Members of the Cleft Lip and Palate Research Group -CESLPH- of the School of Dentistry, accompanied by teachers from the School of Psychology, calibrated for the first time an instrument to detect temporomandibular disorders but in children.
Temporomandibular disorders are those diseases that cause pain or dysfunction in the jaw. As noted by Dr. Claudia Restrepo Serna, a professor at the School of Dentistry, the instrument to detect these disorders, known by the name of Diagnostic Criteria for Temporomandibular Disorders, it was only validated for adults.
“The instrument consists of two parts. One is a questionnaire that tells us what the patient's pain is like and if there is a limitation in function. The other part is a guide to perform an examination on the patient and record the data in a kind of form. Then with a diagnostic tree (algorithm) the combination of the history and the clinical examination, leads us to know if the patient has temporomandibular disorders ”, Dr. Restrepo explained.
The teacher added that the criteria that existed to evaluate adults were difficult to use in children. With the work they started in 2015, they adapted the measurement parameters and then started testing. The tests included more than 100 children between the ages of 6 and 11, to whom new measurement criteria were applied, adapted by the researchers, which allowed this new instrument to detect temporomandibular problems.
“At the academic level, we are opening a new branch of research in which disorders in children can be evaluated to carry out clinical prevention treatments from an early stage, hoping for better results to manage these problems when the person reaches adulthood.”, Said Natasha Suárez Carvajal, a dentist who accompanied the investigation in its testing stage.

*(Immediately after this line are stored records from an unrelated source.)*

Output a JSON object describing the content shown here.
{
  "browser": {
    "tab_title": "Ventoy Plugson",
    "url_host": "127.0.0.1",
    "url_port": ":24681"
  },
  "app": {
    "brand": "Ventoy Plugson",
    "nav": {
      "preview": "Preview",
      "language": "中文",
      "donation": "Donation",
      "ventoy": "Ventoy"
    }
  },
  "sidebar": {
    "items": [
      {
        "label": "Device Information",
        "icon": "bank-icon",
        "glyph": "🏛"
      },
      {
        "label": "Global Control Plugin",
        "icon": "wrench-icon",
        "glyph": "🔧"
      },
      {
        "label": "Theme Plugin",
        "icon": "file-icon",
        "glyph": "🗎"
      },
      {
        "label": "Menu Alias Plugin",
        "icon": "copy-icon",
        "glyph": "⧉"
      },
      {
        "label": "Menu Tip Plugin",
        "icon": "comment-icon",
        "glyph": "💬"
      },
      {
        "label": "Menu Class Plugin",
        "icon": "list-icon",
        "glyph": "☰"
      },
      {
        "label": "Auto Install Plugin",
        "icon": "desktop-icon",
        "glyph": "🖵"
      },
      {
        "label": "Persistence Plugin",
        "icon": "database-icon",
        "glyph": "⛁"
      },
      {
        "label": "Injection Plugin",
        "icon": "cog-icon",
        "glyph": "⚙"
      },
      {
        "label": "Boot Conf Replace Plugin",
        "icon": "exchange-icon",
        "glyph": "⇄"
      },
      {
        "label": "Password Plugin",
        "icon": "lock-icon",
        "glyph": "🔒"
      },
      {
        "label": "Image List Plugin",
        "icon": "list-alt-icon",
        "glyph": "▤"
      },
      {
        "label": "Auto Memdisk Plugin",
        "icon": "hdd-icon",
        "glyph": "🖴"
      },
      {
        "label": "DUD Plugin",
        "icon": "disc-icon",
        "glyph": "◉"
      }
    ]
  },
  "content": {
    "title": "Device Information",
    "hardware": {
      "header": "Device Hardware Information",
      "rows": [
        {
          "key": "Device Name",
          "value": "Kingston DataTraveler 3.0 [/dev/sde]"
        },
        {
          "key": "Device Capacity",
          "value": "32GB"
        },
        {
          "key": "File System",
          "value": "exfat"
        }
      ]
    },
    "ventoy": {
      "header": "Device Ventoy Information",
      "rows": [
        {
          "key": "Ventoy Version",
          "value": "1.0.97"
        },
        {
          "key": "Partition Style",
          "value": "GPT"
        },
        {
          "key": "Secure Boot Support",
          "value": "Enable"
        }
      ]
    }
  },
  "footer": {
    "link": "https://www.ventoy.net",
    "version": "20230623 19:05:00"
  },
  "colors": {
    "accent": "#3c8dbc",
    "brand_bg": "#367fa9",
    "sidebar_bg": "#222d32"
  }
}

The participation of the Faculty of Psychology was in charge of the teacher Nadia Moratto Vásquez, who participated in the formulation of the questionnaires of questions that were asked to the children and that allowed to analyze answers about possible imbalances.
The investigation spanned five years and was commissioned by the International Association for Dental Research (IADR), which in 2015 assigned the task to Dr. Claudia Restrepo, being a of the members of this association and who advocated having a specialized instrument for children. The results were published in March 2020 in Journal Of Oral Rehabilitation.